|Release: October 15, 2012|
|Screen Resolution: 480p-1080p||Blood and Gore, Use of Alcohol and Tobacco, Violence|
by Josh Wirtanen
The Lord of the Rings Online was in a precarious position for a bit there. You see, several big-name MMOs have come out in the five-plus years that LotRO’s been around, and the MMO landscape is changing, growing ever further from that Everquest/WoW formula of old.
So how does an aging MMO retain player interest in the current PC gaming climate? Well, LotRO’s newest expansion, Riders of Rohan, answers by changing everything.
We’ve come to an important part in the classic Lord of the Rings storyline: the Breaking of the Fellowship. As Tolkien fans know all too well, this is where the storyline takes a radical turn. In fact, those who’ve read The Two Towers and Return of the King will remember that the entire format of the books makes a radical shift at this point, splitting into two simultaneous storylines instead of focusing on just one. It’s perfectly fitting, then, that LotRO follows suit by drastically changing the feel of the game.
Now, when I say “drastically changing,” I don’t necessarily mean a Cataclysm-type rebuilding of the existing world. The old haunts you love—like Bree-land, the Shire, and Moria—remain relatively unchanged. But as soon as you cross over into Rohan, you’ll feel like you’ve all of a sudden started playing a completely brand new MMO.
The central thrust of the new changes is mounted combat. Yes, now you will be able to ride your glorious war-steed around the plains of Rohan, whacking orcs and goblins without ever having to dismount. The thing about this, though, is that the core mechanics of the game had to completely change in order for this to work. But Turbine was up to the challenge, rewriting the formula completely in order to get this just right. As soon as you mount your first war-steed, it becomes obvious just how much thought and care the developers must have put into this aspect of the game.
Some of these changes will be noticeable as soon as you install the expansion. For example, any mob you are currently targeting will show up as an icon on your minimap. This doesn’t affect low-level gameplay all that much (though it’s certainly nice to be able to keep track of that troublesome goblin that keeps running off), but its impact on mounted combat won’t go unnoticed. When you’re riding by mobs at high speed, it would have been quite difficult to keep track of them otherwise.
Also, the damage numbers that float over the enemies’ heads as you whittle their health bars down now show up on the enemies’ character portraits. So even if a mob is not onscreen, you can still see those lovely yellow numbers.
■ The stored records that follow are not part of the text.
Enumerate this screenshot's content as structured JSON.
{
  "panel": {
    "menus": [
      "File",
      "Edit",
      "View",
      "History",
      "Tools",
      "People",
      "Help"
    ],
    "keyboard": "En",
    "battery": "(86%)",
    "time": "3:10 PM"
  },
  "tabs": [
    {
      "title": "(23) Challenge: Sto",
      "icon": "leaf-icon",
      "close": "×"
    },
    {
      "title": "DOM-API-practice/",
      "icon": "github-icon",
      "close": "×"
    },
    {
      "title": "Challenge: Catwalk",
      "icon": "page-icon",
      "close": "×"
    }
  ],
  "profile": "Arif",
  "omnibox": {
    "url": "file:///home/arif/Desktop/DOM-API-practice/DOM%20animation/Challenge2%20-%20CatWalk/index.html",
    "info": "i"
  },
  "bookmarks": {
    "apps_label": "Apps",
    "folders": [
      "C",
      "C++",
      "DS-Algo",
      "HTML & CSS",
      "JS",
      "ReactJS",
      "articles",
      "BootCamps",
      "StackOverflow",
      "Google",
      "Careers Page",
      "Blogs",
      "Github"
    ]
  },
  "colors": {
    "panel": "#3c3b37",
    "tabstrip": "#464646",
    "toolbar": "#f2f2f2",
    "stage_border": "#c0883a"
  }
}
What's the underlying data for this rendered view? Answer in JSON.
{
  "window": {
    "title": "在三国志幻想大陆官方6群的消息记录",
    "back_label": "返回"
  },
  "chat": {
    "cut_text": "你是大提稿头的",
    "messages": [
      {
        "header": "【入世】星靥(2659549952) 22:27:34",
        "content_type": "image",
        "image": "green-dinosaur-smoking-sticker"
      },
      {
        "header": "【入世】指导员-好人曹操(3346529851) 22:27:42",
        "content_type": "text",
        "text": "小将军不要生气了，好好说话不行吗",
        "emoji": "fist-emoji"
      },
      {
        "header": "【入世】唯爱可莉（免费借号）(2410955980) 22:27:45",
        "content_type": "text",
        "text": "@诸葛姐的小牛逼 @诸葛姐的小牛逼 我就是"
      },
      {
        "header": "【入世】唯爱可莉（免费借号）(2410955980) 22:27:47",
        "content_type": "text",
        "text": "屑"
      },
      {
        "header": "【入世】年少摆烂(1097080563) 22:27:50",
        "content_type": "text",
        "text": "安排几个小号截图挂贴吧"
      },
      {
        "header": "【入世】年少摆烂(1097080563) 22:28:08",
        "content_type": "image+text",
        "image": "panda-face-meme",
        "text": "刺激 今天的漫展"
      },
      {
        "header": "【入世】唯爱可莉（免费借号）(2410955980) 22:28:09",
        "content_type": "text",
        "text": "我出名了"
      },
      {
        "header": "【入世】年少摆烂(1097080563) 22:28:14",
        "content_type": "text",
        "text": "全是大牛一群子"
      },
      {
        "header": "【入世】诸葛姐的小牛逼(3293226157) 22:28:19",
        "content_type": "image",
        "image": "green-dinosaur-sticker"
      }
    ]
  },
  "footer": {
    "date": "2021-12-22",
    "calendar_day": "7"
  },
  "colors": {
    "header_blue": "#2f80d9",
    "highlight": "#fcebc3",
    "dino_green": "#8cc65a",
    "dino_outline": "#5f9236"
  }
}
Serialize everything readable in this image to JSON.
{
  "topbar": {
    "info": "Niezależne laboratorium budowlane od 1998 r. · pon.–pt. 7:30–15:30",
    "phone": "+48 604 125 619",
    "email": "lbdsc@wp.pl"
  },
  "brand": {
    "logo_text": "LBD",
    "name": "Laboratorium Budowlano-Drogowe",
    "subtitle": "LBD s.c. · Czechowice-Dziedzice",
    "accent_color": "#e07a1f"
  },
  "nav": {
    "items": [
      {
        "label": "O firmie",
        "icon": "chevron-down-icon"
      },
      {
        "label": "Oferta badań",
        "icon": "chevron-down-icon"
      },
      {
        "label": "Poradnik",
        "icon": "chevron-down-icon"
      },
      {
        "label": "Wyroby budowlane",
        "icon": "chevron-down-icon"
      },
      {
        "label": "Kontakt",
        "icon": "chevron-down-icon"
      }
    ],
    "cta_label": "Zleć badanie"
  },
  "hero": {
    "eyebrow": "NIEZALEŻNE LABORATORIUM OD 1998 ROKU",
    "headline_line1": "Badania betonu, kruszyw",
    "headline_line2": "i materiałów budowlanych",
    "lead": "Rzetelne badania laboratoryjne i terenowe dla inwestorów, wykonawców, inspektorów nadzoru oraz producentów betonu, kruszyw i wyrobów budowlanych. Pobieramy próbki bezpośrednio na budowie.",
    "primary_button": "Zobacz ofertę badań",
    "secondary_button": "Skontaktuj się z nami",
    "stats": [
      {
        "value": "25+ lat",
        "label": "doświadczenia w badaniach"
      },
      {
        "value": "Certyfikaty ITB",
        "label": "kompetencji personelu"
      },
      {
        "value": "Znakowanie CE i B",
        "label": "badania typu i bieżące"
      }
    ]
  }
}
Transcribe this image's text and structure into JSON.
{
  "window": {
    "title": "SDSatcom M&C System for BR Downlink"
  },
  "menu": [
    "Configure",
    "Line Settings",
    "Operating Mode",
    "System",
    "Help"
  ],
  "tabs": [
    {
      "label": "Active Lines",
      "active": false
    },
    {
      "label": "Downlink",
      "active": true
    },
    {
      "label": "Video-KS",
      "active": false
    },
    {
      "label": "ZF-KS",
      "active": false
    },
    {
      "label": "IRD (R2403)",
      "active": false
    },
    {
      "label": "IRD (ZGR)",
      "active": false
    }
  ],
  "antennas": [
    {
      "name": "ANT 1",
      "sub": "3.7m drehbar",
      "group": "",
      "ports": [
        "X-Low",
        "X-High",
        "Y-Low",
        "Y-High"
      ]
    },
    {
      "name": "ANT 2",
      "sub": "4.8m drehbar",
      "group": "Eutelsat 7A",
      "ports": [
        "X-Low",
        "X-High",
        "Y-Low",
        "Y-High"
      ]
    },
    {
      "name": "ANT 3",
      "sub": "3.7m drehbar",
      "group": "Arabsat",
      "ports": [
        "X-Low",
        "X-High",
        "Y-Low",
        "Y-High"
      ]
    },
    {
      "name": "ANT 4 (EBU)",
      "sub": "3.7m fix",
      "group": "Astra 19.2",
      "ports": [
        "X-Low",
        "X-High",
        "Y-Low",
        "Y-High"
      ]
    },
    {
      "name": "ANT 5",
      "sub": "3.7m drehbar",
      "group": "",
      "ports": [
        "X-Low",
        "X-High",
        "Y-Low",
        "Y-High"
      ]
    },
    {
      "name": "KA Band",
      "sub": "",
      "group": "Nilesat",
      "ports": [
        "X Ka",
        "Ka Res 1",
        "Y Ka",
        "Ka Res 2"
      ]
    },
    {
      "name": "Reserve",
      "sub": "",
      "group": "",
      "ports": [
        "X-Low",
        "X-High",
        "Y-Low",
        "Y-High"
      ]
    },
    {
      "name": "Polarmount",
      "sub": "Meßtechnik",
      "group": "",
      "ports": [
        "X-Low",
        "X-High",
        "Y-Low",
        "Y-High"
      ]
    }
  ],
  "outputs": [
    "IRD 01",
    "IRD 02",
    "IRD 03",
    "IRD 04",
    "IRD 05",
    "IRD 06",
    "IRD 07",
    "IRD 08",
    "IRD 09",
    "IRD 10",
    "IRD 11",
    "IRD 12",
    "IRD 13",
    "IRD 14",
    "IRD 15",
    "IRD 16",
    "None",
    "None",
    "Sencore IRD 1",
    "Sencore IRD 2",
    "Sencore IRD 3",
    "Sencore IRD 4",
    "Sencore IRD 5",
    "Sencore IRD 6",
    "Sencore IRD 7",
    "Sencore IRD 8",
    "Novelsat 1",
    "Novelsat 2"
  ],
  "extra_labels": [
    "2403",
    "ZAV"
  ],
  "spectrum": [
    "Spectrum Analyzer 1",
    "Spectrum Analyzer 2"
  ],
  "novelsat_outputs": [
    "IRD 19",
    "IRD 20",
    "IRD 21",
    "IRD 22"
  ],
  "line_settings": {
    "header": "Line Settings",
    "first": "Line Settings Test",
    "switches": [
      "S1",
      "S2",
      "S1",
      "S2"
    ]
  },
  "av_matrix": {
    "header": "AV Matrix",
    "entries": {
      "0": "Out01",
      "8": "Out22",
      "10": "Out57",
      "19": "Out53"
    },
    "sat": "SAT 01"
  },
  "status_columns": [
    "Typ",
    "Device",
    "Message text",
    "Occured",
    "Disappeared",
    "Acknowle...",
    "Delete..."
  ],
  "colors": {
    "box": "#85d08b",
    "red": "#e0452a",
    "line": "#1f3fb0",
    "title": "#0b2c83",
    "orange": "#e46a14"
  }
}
There are other changes, though, that you won’t notice until you enter the new areas. For example, in mounted combat areas (yes, you can only ride your war-steed in specially designated areas), there’s a new system in place that allows you to auto-loot your enemies, which means you won’t have to ever step off your horse between battles.
Another interesting change is that several quests will just pop up on your screen, where you can accept or decline them as you draw near to the area in which the objectives lie. This keeps your quest chains moving and your XP bar growing at a remarkable pace. Sure, you’ll be given a lot of the standard “Kill X amount of Y” quests, but killing things while mounted is so much fun that you probably won’t complain.
Even the fundamental controls of the horse itself had to change. Not only do you have an entirely separate UI that comes up when you’re on your war-steed (with its own toolbar filled with mounted-combat-only skills), but the way your horse handles is completely different than how a standard mount does. Instead of using W to move forward and S to move backward, W here causes your horse to accelerate and S causes it to decelerate. As you gain speed, you have a Fury bar that fills, and the fuller this bar the more damage your attacks will do. This is great when you are out battling monsters and brigands out in the open fields, but it does make riding in town more difficult. Then again, it should make riding in town more difficult. These are gallant beasts of war, not some standard everyday equines; their purpose is battle, not meandering around villages and chatting with the locals. Because of this, your war-steeds feel powerful and majestic, just as they should. I guess what I’m trying to say is that Turbine absolutely nailed the mounted combat controls.